In my alternative history, the newlywed Imperial couple go to The Passage in December 1929, when the new Tsaritsa, Arkadiya, is inspired to create new Christmas traditions in the Aleksandr Palace and get some updated ornaments and decorations much more to her liking. Everyone is stunned to see Their Majesties mingling with normal people at a department store, and a little girl asks why they’re not wearing crowns if they’re really the Tsar and Tsaritsa.


Peter and Paul Cathedral, Copyright Dezidor

The Peter and Paul Cathedral (Russian name Petropavlovskiy Sobor) is located within the Peter and Paul Fortress in St. Petersburg, and the resting place for all Russia’s rulers starting from Peter the Great.
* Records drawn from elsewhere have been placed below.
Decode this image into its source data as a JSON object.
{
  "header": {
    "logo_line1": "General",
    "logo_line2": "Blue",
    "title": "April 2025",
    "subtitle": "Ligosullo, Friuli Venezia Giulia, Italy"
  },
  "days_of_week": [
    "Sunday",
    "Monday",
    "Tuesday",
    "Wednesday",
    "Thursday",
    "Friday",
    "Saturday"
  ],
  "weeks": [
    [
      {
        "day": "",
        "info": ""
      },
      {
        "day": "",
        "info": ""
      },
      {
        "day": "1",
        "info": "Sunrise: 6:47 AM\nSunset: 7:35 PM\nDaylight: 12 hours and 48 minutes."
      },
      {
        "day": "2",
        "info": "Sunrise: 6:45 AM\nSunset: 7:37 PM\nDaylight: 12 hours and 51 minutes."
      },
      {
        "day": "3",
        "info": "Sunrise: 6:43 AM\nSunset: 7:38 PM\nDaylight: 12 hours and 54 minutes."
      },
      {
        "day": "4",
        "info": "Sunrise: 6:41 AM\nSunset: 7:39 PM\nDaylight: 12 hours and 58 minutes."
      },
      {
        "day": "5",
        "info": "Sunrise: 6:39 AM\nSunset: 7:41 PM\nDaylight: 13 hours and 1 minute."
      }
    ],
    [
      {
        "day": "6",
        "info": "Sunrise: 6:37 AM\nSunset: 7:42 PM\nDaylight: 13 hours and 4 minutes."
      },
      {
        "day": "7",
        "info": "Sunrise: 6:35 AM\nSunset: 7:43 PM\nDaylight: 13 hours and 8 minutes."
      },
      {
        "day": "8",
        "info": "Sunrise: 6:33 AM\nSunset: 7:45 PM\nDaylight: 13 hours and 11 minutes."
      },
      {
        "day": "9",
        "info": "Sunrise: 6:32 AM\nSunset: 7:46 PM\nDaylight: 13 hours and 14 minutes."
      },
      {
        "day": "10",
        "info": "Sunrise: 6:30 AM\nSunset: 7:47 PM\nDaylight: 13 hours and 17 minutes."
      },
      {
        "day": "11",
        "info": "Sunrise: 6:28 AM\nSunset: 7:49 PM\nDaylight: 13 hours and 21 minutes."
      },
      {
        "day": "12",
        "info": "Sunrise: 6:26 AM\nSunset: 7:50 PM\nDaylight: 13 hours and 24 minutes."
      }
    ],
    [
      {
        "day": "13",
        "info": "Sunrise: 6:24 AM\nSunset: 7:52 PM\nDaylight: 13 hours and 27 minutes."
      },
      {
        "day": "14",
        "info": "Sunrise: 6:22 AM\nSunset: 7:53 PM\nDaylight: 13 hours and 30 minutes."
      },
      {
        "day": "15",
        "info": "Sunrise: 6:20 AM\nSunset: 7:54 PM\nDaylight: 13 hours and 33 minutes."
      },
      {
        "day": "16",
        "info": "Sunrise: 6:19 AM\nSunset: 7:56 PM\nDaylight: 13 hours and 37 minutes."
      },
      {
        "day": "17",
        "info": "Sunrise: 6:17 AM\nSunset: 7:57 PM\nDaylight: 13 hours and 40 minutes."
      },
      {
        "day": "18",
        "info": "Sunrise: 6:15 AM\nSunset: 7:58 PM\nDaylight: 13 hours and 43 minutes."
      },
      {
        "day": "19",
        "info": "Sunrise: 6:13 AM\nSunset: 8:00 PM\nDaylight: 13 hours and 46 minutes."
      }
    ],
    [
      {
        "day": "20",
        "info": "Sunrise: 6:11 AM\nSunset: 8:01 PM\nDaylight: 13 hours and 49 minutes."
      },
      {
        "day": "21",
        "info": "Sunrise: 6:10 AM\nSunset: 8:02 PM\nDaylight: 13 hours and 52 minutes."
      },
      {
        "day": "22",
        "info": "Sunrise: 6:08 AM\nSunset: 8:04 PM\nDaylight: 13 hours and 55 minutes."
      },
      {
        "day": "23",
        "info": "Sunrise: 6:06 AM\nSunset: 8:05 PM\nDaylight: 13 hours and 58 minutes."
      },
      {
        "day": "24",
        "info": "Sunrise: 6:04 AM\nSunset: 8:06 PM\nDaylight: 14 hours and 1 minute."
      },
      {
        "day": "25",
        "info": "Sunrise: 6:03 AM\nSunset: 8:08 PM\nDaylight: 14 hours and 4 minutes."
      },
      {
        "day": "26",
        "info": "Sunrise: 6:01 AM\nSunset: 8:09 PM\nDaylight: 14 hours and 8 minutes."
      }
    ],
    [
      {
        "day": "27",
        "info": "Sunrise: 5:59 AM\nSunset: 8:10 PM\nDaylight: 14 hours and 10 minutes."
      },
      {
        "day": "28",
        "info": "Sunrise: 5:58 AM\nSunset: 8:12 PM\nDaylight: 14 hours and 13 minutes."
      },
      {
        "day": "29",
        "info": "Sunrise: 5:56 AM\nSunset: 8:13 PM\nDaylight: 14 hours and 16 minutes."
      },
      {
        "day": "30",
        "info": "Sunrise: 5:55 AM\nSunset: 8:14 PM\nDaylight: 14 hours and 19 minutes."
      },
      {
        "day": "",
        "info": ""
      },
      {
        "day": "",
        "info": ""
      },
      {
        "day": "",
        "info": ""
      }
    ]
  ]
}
The only rulers not buried there are the unmemorable Peter II and Ivan VI. It’s the city’s oldest and first landmark.

In the modern era, the only Imperial burials within its walls have been for Nicholas II, Empress Aleksandra, and their three oldest daughters in 1998, and the reinterment of Nicholas II’s mother, Mariya Fyodorovna (Dagmar of Denmark), in 2006. Shamefully, Anastasiya and Aleksey still haven’t been buried with the rest of their family (or even buried anywhere), so many years since their remains were finally found.


Copyright sailko

The cathedral is St. Petersburg’s first building made from stone, and was constructed from 1712–33. Its famous golden spire is 404 feet (123 metres) high, and ends with an angel holding a cross. This angel is one of the city’s most important symbols.


Cathedral interior, Copyright Deror avi

The cathedral was closed in 1919 and turned into a museum in 1924, though has been used for religious services since 2000.


Ikonostasis, Copyright Massimilianogalardi